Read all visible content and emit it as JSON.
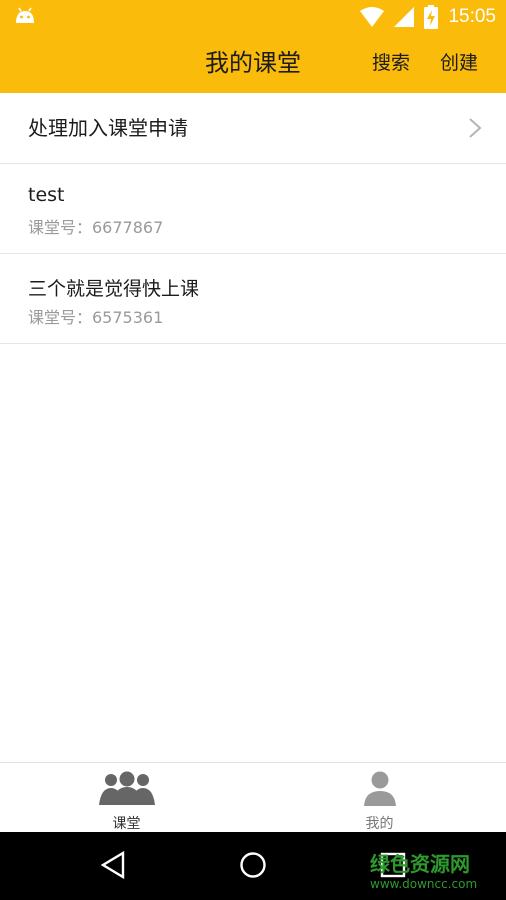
{
  "status_bar": {
    "time": "15:05",
    "colors": {
      "background": "#fbbb0a"
    }
  },
  "header": {
    "title": "我的课堂",
    "search_label": "搜索",
    "create_label": "创建"
  },
  "join_requests": {
    "label": "处理加入课堂申请"
  },
  "classes": [
    {
      "name": "test",
      "number": "课堂号：6677867"
    },
    {
      "name": "三个就是觉得快上课",
      "number": "课堂号：6575361"
    }
  ],
  "bottom_nav": {
    "tabs": [
      {
        "label": "课堂",
        "icon": "group-icon",
        "active": true
      },
      {
        "label": "我的",
        "icon": "person-icon",
        "active": false
      }
    ]
  },
  "system_nav": {
    "buttons": [
      "back-icon",
      "home-icon",
      "recents-icon"
    ]
  },
  "watermark": {
    "line1": "绿色资源网",
    "line2": "www.downcc.com"
  }
}
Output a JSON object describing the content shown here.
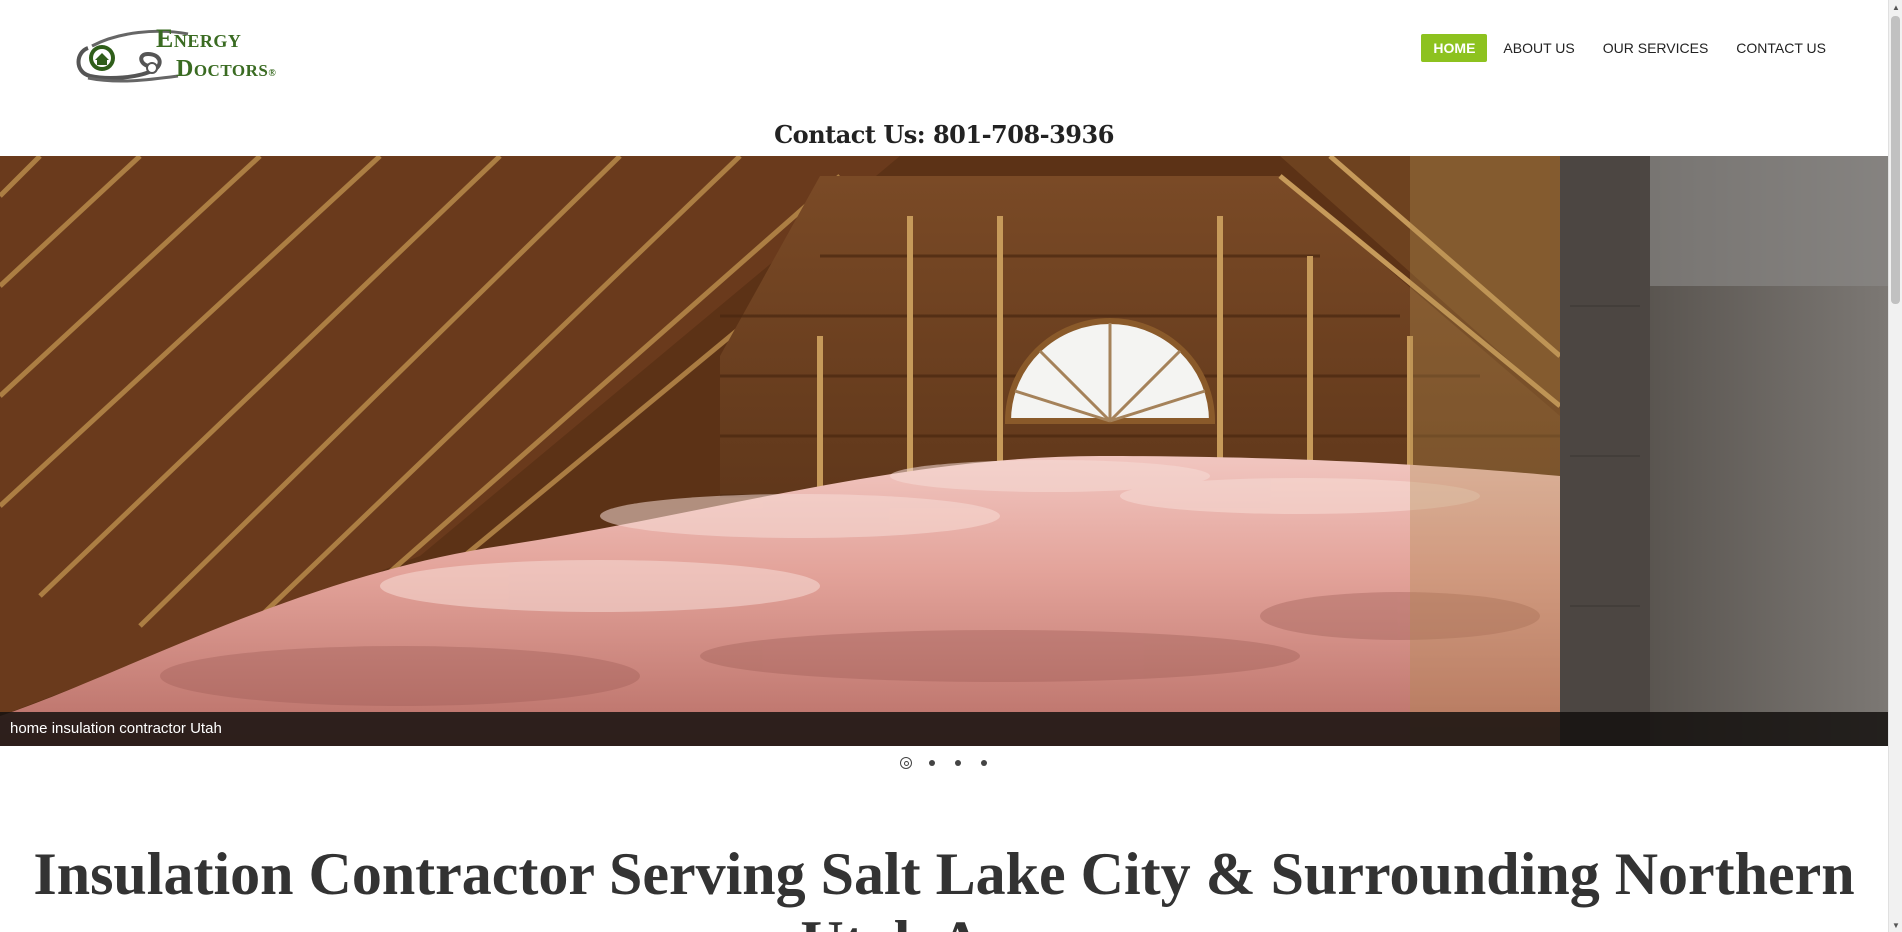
{
  "brand": {
    "logo_line1": "Energy",
    "logo_line2": "Doctors",
    "logo_mark": "®",
    "brand_color": "#3a6b22"
  },
  "nav": {
    "items": [
      {
        "label": "HOME",
        "active": true
      },
      {
        "label": "ABOUT US",
        "active": false
      },
      {
        "label": "OUR SERVICES",
        "active": false
      },
      {
        "label": "CONTACT US",
        "active": false
      }
    ],
    "active_color": "#8dc21f"
  },
  "contact_line": "Contact Us: 801-708-3936",
  "slider": {
    "caption": "home insulation contractor Utah",
    "slide_count": 4,
    "active_slide": 1
  },
  "main_heading": "Insulation Contractor Serving Salt Lake City & Surrounding Northern Utah Areas"
}
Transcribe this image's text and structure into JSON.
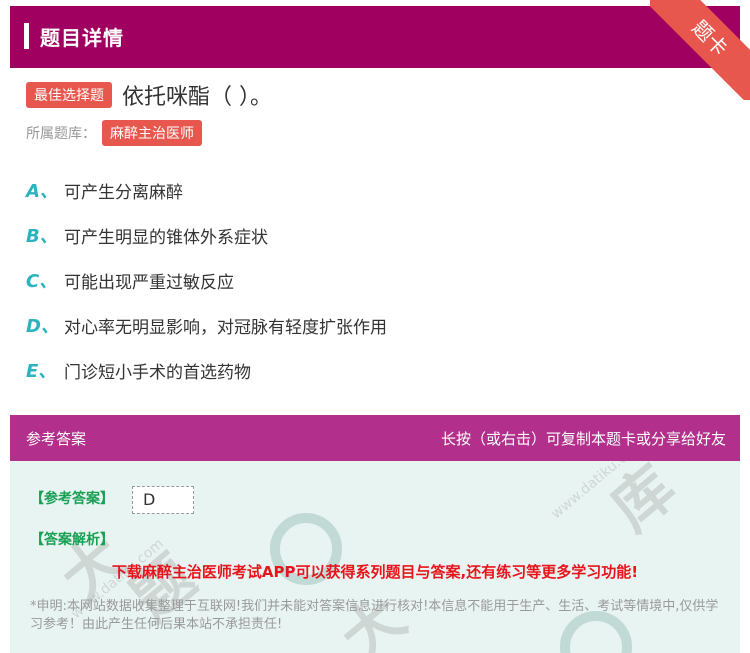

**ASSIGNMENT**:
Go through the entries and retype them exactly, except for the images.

**RESPONSE AREA**:
Read all visible content and emit it as JSON.
{
  "status_bar": {
    "time": "15:05",
    "colors": {
      "background": "#fbbb0a"
    }
  },
  "header": {
    "title": "我的课堂",
    "search_label": "搜索",
    "create_label": "创建"
  },
  "join_requests": {
    "label": "处理加入课堂申请"
  },
  "classes": [
    {
      "name": "test",
      "number": "课堂号：6677867"
    },
    {
      "name": "三个就是觉得快上课",
      "number": "课堂号：6575361"
    }
  ],
  "bottom_nav": {
    "tabs": [
      {
        "label": "课堂",
        "icon": "group-icon",
        "active": true
      },
      {
        "label": "我的",
        "icon": "person-icon",
        "active": false
      }
    ]
  },
  "system_nav": {
    "buttons": [
      "back-icon",
      "home-icon",
      "recents-icon"
    ]
  },
  "watermark": {
    "line1": "绿色资源网",
    "line2": "www.downcc.com"
  }
}
Output a JSON object describing the content shown here.
{
  "brand": {
    "logo_line1": "Energy",
    "logo_line2": "Doctors",
    "logo_mark": "®",
    "brand_color": "#3a6b22"
  },
  "nav": {
    "items": [
      {
        "label": "HOME",
        "active": true
      },
      {
        "label": "ABOUT US",
        "active": false
      },
      {
        "label": "OUR SERVICES",
        "active": false
      },
      {
        "label": "CONTACT US",
        "active": false
      }
    ],
    "active_color": "#8dc21f"
  },
  "contact_line": "Contact Us: 801-708-3936",
  "slider": {
    "caption": "home insulation contractor Utah",
    "slide_count": 4,
    "active_slide": 1
  },
  "main_heading": "Insulation Contractor Serving Salt Lake City & Surrounding Northern Utah Areas"
}
Transcribe this image's text and structure into JSON.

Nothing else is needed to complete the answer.